### Task description
Some lines in the entries contain the word "value". Copy all of them.

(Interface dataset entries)

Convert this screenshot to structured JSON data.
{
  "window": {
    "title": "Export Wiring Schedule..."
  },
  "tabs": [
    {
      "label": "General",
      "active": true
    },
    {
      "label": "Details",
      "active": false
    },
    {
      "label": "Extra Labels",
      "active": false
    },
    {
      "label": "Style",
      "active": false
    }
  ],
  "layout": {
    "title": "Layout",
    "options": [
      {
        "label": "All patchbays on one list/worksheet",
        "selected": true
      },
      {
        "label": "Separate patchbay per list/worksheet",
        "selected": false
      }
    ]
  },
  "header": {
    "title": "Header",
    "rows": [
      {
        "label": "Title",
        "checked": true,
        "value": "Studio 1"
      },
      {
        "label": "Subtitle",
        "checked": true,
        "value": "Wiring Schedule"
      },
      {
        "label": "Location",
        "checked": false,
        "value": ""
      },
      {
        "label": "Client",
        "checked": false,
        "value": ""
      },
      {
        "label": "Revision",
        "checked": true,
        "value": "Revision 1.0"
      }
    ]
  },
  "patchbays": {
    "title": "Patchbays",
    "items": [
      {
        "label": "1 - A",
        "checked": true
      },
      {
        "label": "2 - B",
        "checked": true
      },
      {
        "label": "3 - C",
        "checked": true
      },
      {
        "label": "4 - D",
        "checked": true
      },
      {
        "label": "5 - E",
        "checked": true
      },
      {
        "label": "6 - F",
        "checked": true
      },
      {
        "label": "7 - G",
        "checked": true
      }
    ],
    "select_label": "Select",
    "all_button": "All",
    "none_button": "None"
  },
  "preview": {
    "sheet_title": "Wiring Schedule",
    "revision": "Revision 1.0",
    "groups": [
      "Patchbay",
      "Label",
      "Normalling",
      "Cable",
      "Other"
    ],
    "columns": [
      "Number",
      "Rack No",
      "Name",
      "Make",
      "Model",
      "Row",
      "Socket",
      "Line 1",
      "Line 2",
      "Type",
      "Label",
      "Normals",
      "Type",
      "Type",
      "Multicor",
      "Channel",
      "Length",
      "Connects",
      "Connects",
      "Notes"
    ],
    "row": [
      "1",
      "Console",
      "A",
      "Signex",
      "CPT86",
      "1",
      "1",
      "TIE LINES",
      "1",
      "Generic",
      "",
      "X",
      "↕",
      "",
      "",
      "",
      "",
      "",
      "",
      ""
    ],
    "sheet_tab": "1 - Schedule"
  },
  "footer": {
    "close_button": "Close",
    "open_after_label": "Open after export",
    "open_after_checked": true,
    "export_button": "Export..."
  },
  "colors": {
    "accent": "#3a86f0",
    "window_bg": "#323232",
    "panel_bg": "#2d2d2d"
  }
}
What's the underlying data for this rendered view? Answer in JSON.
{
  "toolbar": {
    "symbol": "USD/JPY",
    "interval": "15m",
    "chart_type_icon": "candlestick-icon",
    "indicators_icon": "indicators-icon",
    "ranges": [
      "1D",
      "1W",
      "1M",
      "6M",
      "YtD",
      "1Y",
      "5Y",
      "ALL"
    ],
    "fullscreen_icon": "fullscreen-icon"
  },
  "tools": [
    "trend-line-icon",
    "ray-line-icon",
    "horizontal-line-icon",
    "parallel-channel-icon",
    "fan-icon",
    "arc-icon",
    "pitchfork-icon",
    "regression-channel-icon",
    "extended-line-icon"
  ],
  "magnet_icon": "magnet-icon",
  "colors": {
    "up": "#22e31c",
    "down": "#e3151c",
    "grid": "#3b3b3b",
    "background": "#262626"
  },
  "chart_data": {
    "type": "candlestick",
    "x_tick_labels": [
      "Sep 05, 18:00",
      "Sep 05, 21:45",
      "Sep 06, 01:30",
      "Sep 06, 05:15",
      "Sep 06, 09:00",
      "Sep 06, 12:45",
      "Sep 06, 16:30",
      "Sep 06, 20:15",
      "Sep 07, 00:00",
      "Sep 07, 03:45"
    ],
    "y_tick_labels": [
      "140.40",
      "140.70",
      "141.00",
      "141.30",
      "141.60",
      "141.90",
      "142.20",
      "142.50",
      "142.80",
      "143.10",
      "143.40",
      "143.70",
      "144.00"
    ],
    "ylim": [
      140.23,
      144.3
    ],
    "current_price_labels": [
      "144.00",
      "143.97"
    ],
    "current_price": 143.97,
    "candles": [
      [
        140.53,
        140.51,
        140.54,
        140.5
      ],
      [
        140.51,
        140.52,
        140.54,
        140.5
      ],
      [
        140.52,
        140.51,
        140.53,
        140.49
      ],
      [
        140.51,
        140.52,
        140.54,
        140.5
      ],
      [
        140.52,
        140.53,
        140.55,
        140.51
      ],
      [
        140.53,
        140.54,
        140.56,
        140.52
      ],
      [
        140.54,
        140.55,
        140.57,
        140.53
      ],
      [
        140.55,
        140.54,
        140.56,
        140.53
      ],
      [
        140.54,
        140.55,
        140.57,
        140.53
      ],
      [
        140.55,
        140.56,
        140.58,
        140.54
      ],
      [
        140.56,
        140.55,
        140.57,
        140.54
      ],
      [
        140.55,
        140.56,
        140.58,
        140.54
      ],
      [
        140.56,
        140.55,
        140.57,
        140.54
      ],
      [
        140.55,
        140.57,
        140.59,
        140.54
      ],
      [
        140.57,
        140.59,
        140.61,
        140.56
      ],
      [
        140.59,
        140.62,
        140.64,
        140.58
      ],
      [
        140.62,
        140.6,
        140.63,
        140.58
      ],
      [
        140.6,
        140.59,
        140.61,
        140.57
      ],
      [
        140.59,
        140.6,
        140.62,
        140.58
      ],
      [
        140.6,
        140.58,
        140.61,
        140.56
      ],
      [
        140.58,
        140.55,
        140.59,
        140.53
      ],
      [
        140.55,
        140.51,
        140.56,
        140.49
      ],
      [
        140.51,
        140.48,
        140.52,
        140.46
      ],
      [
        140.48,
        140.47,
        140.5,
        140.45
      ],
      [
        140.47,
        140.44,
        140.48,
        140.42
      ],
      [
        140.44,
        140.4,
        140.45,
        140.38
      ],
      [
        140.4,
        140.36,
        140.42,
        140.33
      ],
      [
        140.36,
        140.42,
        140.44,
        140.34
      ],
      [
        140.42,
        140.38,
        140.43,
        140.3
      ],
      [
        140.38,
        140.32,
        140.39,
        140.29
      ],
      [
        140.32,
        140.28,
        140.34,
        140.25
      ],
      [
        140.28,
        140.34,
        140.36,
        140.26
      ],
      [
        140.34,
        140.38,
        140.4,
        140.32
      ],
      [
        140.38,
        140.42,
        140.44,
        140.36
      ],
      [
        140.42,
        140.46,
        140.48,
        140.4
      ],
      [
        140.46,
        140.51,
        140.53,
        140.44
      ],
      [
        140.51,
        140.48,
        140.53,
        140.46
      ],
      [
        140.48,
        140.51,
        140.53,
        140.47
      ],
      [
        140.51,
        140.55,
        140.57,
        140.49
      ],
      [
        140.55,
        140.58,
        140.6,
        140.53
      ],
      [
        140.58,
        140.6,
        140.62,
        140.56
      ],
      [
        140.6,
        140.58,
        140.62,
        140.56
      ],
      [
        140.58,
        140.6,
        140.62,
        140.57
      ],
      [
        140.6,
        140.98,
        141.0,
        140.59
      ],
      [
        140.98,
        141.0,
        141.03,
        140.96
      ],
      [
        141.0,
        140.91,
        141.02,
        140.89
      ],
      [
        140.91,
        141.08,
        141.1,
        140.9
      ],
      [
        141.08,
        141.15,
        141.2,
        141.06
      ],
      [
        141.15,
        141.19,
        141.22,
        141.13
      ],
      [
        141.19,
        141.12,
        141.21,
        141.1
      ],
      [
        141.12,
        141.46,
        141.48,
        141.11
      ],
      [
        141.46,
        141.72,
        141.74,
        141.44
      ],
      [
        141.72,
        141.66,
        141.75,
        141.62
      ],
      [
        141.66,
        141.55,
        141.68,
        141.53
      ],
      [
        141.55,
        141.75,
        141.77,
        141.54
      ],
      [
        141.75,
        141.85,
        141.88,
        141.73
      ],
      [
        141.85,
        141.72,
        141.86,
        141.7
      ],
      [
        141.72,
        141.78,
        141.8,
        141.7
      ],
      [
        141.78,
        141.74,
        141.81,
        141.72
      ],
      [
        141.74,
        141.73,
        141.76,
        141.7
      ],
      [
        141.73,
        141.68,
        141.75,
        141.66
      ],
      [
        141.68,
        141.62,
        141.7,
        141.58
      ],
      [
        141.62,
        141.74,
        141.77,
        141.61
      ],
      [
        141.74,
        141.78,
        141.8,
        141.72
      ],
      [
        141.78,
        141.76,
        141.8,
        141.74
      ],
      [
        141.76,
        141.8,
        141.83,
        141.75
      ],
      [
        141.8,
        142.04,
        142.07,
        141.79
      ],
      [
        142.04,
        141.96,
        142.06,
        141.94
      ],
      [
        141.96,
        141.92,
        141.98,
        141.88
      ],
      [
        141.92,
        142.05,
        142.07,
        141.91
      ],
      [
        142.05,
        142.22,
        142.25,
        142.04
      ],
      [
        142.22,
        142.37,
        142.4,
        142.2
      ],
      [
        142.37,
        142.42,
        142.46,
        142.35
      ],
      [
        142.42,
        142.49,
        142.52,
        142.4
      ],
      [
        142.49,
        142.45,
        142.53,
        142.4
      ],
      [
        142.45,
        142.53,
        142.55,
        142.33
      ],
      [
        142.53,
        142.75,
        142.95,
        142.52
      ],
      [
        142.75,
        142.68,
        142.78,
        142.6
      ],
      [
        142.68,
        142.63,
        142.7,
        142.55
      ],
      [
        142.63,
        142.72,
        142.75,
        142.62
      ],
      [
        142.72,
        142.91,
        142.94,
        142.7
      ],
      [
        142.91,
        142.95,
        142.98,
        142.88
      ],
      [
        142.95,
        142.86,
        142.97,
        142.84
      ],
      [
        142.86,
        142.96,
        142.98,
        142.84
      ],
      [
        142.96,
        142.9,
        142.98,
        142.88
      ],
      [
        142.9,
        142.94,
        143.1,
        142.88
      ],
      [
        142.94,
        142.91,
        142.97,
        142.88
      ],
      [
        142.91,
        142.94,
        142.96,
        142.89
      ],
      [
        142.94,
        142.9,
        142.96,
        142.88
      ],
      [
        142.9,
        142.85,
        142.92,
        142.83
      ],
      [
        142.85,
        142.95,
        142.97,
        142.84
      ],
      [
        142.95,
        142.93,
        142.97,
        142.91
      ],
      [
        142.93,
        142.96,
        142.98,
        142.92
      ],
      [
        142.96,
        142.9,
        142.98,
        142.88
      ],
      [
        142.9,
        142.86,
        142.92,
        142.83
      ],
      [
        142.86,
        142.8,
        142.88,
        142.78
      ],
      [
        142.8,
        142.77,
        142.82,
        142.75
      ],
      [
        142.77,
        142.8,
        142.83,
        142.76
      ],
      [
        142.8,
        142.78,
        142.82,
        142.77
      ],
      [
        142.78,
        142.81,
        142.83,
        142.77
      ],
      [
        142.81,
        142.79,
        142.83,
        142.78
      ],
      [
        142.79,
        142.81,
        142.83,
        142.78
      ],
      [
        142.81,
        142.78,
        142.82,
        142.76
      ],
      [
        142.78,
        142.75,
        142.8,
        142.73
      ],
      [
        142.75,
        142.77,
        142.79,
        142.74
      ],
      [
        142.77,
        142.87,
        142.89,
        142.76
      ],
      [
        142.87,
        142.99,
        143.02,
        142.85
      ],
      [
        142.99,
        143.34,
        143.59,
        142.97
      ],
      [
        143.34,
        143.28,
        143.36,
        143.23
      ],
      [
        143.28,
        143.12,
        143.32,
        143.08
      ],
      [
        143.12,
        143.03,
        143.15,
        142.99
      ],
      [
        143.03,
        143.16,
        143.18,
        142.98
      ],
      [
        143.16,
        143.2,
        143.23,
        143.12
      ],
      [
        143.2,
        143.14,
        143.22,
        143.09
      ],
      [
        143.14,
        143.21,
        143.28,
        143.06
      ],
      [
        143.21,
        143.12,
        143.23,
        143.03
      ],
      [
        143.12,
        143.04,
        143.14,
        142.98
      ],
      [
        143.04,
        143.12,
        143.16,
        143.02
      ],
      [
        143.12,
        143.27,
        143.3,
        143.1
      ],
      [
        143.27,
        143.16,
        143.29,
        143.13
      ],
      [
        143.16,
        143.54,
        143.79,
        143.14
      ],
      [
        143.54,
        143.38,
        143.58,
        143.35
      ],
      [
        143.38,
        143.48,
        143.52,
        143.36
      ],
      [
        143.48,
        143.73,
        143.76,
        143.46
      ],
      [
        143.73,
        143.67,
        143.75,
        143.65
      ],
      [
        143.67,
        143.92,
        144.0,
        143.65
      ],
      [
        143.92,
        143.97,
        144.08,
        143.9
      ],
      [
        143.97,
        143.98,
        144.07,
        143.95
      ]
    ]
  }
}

### Result of the exercise
        "value": "Studio 1"
        "value": "Wiring Schedule"
        "value": ""
        "value": ""
        "value": "Revision 1.0"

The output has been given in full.